“Creating environmentally — and economically — sustainable materials and products is critical to our future,” said Erwin Gianchandani, NSF assistant director for technology, innovation, and partnerships. “The use-inspired solutions in which we are investing … will advance the circular design of materials and manufacturing processes to reduce pollution and waste.”

Oregon State’s team, dubbed Brine Miners, includes representatives from academia, industry, and government agencies. It is led by Zhenxing Feng, associate professor of chemical engineering; Kelsey Stoerzinger, assistant professor of chemical engineering; Chih-Hung Chang, professor of chemical engineering; and Astrid Layton, assistant professor of mechanical engineering at Texas A&M University.

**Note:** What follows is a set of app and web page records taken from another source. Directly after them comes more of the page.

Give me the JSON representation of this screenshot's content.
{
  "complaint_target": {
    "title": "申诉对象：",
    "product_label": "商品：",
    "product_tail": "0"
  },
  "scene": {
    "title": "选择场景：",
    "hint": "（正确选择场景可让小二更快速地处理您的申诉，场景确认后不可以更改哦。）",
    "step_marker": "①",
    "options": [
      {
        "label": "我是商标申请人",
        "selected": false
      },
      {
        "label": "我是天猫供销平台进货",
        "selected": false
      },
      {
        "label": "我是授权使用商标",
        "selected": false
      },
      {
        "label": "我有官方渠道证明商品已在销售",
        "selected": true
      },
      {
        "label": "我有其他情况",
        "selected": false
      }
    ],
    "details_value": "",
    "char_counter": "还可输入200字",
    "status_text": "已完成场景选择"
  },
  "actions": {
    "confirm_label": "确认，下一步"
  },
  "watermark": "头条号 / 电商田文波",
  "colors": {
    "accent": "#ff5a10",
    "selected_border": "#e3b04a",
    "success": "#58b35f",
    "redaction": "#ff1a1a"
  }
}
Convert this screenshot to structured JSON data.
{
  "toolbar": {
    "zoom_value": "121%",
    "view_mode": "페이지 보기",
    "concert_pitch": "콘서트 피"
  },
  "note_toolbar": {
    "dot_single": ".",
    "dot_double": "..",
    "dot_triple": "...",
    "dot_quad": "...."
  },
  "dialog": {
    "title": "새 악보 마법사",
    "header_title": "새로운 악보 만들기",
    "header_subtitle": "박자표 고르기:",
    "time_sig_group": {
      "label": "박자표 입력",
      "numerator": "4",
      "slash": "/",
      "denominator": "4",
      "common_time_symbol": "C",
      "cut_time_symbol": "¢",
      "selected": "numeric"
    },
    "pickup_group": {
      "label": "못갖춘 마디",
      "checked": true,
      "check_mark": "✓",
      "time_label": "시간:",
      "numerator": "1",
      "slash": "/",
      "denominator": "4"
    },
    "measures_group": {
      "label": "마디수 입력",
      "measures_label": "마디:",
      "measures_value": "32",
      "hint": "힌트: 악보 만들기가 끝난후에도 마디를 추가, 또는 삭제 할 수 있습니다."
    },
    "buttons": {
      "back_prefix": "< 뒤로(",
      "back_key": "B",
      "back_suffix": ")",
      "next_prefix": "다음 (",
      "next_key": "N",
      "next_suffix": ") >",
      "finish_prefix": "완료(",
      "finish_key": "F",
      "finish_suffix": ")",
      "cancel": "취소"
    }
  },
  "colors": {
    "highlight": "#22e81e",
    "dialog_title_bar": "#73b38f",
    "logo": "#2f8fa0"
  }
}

Organizations such as Espiku, OSU Advantage, Hatfield Marine Science Center, Membrion, MemPro, De Nora, and the Oregon Department of Energy are uniting to collectively offer expertise in numerous disciplines to advance their research, with project responsibilities including developing, prototyping, and testing technology; advising on government policy; and leading community STEM education and outreach.

NSF awarded Oregon State’s project, “Toward Water Circularity: Mining Green Hydrogen and Value-Added Materials from Hypersaline Brines,” $750,000 in funding through November. The team’s research focuses on water circularity, a sustainable model that could help mitigate the negative impacts of climate change by providing alternatives to fossil fuels. The project aims to demonstrate the use of renewable energy to extract a zero-emission fuel, along with strategic minerals, from concentrated brines such as seawater — generating oxygen gas and clean, desalinated water as byproducts.

“We'll extract hydrogen and other useful elements like lithium, which can be used to produce lithium-ion batteries,” Feng said. “We won’t waste anything. Hydrogen is a zero-emission fuel, useful as an alternative to natural gas, or to power fuel cells to electrically power transportation. It can also be used to make products like ammonia for fertilizer.”

The team has begun Phase 1 of the Convergence Accelerator, a nine-month effort. The team is just starting to work on the project’s research component, extracting and testing materials. Members meet weekly to participate in Convergence courses that guide them through all steps of their project from ideating and designing, onto prototyping and testing, to finally marketing a product. Throughout Phase 1, the team will engage in multidisciplinary collaboration, the core principle of the program. Ultimately the team will pitch its product proposal to the NSF. Four or five of the original 16 teams will be selected to advance to Phase 2, a two-year commitment with more funding.

“We’re excited to work toward a circular process for water and toward a circular economy,” Feng said. “NSF wants our team to be self-sustainable going forward, so we hope to continue gaining support from the private sector and federal agencies to help us build our products and create a strong societal impact.”

Feb. 21, 2023